*** SUPPLIED RECORDS ***

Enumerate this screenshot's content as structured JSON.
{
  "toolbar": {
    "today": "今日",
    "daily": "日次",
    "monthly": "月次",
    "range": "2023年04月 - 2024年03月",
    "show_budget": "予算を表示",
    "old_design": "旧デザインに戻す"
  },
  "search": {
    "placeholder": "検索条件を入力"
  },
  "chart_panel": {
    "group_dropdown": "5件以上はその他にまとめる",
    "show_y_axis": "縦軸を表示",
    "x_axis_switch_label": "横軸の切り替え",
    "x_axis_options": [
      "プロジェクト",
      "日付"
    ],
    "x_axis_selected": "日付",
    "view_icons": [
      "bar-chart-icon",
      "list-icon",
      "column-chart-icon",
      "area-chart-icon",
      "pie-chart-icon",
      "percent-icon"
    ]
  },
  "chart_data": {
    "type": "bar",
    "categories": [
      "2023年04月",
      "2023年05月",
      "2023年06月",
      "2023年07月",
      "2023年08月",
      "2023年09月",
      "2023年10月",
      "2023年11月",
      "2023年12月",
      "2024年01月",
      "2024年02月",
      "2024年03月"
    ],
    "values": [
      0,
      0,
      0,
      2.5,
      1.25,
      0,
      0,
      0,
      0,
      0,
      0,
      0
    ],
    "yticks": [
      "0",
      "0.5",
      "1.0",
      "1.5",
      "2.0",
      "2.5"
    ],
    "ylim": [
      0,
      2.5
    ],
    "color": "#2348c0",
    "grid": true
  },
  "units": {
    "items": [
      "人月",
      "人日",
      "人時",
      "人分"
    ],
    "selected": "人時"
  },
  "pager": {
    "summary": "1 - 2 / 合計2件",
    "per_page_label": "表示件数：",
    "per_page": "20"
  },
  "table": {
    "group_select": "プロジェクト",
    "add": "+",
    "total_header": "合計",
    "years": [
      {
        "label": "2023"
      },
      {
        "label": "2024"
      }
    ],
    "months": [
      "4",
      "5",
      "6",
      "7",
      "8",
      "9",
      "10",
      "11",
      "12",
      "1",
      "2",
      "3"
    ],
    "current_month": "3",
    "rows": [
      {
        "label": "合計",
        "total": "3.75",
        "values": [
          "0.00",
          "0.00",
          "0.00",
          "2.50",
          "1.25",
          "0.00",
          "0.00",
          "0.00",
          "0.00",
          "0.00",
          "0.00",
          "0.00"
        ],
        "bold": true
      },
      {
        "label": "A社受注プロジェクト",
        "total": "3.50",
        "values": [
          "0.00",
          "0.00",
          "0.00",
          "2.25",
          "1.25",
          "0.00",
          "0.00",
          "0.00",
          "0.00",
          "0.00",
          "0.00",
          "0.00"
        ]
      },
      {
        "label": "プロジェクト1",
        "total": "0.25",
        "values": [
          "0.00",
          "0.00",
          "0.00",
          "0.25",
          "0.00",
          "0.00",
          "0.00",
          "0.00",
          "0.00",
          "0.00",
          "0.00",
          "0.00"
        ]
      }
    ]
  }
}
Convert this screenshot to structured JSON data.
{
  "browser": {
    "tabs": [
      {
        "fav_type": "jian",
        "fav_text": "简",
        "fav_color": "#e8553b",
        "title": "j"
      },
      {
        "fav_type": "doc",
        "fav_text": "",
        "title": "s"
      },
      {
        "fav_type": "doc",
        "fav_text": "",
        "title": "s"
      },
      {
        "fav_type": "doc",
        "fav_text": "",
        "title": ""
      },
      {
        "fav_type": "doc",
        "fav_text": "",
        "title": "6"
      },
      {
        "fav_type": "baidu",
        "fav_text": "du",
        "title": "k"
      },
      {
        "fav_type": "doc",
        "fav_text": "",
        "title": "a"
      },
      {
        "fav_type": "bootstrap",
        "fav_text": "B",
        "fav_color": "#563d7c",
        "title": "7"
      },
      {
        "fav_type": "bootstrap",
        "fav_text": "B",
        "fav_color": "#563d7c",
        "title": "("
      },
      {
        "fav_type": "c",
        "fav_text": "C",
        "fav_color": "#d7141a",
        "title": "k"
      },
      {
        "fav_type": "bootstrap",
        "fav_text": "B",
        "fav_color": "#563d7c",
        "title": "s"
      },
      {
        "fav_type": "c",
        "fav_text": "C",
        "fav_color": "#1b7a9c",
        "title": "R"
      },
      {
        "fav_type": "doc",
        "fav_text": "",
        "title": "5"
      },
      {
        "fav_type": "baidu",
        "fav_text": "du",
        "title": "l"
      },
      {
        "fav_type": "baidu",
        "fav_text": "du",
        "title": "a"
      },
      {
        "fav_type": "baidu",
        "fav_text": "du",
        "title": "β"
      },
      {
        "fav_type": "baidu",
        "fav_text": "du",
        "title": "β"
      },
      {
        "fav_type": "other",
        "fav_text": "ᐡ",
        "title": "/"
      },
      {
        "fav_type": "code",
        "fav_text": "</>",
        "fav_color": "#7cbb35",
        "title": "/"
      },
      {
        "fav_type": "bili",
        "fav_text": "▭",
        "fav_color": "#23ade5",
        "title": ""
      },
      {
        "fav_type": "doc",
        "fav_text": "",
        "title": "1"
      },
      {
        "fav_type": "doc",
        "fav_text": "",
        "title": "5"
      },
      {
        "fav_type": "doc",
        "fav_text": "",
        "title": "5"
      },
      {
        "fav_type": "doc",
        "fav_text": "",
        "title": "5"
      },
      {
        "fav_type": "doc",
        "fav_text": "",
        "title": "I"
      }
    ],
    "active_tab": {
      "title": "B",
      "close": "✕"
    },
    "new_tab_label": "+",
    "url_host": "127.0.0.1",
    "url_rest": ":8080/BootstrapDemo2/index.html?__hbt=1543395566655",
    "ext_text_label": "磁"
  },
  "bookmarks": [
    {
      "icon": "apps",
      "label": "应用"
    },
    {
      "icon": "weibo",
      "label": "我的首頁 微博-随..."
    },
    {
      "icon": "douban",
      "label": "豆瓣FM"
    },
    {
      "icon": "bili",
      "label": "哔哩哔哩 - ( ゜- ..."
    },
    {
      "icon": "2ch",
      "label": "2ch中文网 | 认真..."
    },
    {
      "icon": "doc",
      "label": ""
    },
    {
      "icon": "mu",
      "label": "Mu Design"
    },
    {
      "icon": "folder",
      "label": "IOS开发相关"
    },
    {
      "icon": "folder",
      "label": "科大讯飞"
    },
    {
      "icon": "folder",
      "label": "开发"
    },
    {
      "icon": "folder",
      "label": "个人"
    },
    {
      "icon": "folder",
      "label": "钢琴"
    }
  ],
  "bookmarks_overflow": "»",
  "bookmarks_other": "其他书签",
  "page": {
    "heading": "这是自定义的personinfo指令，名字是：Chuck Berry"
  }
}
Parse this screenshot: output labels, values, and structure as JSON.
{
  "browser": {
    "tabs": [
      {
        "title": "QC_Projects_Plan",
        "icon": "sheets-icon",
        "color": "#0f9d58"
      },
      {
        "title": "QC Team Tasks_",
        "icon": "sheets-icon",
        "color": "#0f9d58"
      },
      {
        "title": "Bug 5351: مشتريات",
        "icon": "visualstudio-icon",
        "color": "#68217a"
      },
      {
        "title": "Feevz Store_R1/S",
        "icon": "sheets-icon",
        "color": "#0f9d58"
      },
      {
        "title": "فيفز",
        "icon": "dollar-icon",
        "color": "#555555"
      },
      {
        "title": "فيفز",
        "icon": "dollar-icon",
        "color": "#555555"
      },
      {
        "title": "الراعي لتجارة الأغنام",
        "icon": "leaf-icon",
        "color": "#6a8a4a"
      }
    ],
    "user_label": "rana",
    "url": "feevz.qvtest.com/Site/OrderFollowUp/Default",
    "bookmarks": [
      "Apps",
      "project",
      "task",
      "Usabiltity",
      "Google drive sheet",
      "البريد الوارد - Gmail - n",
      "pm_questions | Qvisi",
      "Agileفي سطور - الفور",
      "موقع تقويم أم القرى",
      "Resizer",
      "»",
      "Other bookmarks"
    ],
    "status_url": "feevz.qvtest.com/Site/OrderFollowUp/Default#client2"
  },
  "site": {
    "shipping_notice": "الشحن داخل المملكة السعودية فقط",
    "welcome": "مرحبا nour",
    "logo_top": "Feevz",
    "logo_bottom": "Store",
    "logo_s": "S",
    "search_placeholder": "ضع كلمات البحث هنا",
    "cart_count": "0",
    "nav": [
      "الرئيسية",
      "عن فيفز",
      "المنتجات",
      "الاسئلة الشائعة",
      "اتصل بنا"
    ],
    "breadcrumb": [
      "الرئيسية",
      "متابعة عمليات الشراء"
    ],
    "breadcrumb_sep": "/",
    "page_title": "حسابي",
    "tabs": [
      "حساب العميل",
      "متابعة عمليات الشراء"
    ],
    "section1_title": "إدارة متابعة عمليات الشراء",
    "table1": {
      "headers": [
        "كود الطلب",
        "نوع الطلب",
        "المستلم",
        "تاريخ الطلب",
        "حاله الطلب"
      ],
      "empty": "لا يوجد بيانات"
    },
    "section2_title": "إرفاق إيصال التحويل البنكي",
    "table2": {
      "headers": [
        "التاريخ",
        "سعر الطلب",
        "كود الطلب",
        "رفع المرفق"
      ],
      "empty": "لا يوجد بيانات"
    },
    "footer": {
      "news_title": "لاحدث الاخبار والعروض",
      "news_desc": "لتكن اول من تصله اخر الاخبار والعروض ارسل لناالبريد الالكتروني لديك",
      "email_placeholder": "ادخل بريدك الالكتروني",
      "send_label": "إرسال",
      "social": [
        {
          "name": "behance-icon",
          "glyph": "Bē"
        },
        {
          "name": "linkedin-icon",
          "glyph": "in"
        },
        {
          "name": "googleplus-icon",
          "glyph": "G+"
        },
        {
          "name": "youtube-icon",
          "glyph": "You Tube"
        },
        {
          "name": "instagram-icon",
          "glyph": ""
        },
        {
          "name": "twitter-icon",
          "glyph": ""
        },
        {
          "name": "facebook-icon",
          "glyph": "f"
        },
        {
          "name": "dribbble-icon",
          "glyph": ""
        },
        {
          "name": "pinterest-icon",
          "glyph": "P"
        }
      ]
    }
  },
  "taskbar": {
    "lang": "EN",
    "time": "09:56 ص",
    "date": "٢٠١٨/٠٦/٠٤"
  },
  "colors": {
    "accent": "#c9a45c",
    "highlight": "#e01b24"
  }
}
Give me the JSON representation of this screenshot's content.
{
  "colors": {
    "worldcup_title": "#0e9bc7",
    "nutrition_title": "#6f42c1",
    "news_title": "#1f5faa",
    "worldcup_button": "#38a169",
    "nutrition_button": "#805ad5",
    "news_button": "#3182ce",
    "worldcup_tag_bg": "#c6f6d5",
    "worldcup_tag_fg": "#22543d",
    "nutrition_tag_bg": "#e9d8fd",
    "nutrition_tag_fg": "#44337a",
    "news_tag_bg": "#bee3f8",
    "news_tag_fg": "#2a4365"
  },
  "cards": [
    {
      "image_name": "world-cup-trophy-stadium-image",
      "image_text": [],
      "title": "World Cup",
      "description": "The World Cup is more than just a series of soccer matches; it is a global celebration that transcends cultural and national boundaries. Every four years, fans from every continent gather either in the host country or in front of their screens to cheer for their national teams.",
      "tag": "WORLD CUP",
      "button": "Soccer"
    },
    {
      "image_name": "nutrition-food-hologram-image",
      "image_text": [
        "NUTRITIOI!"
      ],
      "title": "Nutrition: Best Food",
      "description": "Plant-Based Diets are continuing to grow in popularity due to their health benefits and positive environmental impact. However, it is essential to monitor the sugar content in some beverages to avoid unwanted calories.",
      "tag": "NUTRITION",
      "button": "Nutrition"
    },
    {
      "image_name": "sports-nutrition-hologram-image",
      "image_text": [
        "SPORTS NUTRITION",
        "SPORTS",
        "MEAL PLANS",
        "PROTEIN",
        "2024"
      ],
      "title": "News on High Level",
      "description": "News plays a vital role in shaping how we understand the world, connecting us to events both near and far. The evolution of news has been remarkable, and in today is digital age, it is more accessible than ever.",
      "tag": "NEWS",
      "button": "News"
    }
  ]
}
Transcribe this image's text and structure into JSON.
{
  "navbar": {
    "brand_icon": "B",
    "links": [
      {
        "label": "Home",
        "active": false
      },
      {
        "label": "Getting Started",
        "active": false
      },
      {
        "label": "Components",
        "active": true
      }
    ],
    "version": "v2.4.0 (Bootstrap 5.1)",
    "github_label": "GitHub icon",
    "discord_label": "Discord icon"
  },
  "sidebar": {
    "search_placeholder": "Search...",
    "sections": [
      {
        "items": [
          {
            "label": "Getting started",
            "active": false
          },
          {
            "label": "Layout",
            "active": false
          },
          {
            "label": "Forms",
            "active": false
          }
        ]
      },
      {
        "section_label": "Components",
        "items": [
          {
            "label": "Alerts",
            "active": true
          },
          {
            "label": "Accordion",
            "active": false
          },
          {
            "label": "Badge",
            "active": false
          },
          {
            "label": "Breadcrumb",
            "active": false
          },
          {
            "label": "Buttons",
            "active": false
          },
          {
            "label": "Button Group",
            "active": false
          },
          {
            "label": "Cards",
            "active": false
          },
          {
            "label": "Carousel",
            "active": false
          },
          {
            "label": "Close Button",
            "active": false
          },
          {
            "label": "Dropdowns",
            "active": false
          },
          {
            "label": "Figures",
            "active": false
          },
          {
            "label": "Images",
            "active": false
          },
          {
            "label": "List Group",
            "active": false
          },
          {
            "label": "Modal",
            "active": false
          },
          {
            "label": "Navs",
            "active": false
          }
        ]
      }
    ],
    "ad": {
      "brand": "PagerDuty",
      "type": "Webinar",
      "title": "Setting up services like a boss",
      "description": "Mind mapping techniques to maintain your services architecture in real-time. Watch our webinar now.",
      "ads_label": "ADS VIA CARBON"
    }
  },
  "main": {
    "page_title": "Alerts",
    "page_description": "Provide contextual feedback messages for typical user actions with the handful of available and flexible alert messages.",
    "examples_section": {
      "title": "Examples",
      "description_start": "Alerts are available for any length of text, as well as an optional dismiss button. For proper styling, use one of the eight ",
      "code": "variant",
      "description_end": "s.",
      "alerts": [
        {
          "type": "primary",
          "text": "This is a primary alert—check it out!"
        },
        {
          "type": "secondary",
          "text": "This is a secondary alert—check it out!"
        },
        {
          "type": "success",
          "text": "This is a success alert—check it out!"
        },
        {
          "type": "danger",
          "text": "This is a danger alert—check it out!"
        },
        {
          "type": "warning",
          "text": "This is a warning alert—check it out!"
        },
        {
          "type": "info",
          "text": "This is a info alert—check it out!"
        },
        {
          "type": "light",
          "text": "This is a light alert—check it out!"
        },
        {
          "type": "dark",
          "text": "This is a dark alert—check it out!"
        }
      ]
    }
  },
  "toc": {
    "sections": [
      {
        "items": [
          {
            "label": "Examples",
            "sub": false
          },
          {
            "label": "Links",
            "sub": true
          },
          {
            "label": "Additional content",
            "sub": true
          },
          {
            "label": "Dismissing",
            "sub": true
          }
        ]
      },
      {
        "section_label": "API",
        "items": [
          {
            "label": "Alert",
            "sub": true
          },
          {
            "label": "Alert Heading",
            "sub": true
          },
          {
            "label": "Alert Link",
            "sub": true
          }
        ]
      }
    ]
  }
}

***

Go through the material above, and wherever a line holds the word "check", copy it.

          "text": "This is a primary alert—check it out!"
          "text": "This is a secondary alert—check it out!"
          "text": "This is a success alert—check it out!"
          "text": "This is a danger alert—check it out!"
          "text": "This is a warning alert—check it out!"
          "text": "This is a info alert—check it out!"
          "text": "This is a light alert—check it out!"
          "text": "This is a dark alert—check it out!"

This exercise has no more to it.